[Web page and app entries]
########

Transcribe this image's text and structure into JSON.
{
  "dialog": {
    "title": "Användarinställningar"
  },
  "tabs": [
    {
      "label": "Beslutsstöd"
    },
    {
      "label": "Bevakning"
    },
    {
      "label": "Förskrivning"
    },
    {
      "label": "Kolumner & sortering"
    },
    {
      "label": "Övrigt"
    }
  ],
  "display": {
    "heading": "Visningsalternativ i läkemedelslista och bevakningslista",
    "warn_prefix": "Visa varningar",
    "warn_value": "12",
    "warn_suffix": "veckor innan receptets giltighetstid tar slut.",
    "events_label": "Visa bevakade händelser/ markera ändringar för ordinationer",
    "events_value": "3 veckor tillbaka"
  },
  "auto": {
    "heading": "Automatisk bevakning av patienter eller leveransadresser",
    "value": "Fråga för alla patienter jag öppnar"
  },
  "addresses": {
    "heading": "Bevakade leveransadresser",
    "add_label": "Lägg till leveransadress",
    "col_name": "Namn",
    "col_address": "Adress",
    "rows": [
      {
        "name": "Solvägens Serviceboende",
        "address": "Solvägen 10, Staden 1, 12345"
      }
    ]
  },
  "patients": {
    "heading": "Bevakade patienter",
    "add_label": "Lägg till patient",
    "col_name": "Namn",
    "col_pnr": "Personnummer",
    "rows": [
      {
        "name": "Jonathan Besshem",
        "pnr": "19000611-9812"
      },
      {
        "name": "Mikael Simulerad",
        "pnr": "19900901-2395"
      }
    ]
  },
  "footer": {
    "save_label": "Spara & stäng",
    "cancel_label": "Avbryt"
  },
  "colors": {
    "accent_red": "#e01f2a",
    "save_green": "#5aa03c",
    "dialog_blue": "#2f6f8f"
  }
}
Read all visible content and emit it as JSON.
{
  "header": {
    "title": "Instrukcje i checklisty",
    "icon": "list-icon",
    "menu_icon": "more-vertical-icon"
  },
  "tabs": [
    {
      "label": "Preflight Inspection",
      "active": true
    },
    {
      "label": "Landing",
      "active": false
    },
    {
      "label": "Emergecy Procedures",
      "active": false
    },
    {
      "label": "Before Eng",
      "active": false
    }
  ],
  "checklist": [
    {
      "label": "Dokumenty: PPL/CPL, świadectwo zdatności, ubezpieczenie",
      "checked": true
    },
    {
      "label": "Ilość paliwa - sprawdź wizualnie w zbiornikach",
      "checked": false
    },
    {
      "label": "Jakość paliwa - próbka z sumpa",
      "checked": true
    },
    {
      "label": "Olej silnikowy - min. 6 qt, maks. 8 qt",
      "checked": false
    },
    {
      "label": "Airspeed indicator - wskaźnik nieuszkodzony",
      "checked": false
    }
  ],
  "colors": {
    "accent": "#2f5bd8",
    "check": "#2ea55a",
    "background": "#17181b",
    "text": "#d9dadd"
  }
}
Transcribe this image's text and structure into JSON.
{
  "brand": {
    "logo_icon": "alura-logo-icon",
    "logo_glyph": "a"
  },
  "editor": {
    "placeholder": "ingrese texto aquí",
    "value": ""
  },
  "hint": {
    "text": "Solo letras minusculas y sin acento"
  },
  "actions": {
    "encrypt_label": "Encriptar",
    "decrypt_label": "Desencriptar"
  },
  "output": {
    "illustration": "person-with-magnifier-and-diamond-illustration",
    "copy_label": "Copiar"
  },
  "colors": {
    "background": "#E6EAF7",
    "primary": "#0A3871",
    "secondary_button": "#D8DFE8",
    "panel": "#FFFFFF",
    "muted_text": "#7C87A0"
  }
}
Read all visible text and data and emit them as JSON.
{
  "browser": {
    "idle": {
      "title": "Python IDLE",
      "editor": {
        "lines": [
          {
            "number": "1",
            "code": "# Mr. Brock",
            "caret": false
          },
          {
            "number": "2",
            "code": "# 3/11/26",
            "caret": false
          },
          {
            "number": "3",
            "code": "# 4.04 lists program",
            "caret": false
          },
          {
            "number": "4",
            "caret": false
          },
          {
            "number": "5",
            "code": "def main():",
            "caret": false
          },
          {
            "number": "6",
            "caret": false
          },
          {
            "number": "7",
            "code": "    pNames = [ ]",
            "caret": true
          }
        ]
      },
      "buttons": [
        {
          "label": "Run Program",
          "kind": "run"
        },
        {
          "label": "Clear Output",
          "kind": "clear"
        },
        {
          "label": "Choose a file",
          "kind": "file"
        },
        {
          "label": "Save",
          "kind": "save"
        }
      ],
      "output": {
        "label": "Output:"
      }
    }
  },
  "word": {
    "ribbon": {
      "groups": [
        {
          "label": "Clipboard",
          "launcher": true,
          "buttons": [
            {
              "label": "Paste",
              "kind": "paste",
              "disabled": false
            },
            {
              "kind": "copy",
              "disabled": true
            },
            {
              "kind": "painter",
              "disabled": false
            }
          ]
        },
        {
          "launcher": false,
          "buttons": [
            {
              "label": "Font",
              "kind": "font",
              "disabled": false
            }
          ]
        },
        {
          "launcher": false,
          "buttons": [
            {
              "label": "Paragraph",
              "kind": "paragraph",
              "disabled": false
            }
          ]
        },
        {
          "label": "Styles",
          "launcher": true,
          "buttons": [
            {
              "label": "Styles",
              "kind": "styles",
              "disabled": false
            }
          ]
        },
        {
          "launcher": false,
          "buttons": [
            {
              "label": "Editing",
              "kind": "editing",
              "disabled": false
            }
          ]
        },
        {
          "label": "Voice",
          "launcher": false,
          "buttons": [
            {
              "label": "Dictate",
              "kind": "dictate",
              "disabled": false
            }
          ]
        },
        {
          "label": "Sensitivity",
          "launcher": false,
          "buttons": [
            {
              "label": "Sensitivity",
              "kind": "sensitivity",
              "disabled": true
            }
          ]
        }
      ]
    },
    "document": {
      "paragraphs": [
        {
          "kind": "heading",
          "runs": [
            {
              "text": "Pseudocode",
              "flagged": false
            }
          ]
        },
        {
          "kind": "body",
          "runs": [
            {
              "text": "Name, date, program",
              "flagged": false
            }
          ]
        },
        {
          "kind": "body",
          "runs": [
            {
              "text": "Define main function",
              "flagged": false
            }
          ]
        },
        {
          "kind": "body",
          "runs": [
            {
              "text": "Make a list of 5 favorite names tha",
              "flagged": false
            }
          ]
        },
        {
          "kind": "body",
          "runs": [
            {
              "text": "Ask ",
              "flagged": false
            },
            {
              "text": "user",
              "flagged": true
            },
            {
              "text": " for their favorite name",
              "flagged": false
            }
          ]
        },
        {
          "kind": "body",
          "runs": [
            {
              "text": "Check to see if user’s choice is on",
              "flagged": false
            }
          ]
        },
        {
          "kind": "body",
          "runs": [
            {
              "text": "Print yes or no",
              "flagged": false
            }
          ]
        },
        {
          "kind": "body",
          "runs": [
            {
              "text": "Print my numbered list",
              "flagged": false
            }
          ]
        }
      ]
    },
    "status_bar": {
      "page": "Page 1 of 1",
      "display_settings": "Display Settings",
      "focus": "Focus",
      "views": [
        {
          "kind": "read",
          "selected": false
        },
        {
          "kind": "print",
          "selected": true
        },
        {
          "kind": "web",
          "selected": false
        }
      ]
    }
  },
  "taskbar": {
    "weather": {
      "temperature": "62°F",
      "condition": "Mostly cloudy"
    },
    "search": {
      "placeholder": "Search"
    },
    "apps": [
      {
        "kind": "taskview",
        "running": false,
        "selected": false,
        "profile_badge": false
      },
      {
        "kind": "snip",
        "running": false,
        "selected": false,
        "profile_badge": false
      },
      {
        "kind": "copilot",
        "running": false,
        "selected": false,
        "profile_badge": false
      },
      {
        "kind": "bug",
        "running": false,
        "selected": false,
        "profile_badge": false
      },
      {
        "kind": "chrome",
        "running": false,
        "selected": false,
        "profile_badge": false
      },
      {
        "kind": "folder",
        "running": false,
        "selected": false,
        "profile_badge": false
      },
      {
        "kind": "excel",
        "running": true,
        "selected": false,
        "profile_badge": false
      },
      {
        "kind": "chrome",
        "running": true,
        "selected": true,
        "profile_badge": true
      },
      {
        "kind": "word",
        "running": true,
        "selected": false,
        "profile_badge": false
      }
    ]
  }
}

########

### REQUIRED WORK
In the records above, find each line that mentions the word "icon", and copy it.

### RESULT FOR THIS TASK
    "icon": "list-icon",
    "menu_icon": "more-vertical-icon"
    "logo_icon": "alura-logo-icon",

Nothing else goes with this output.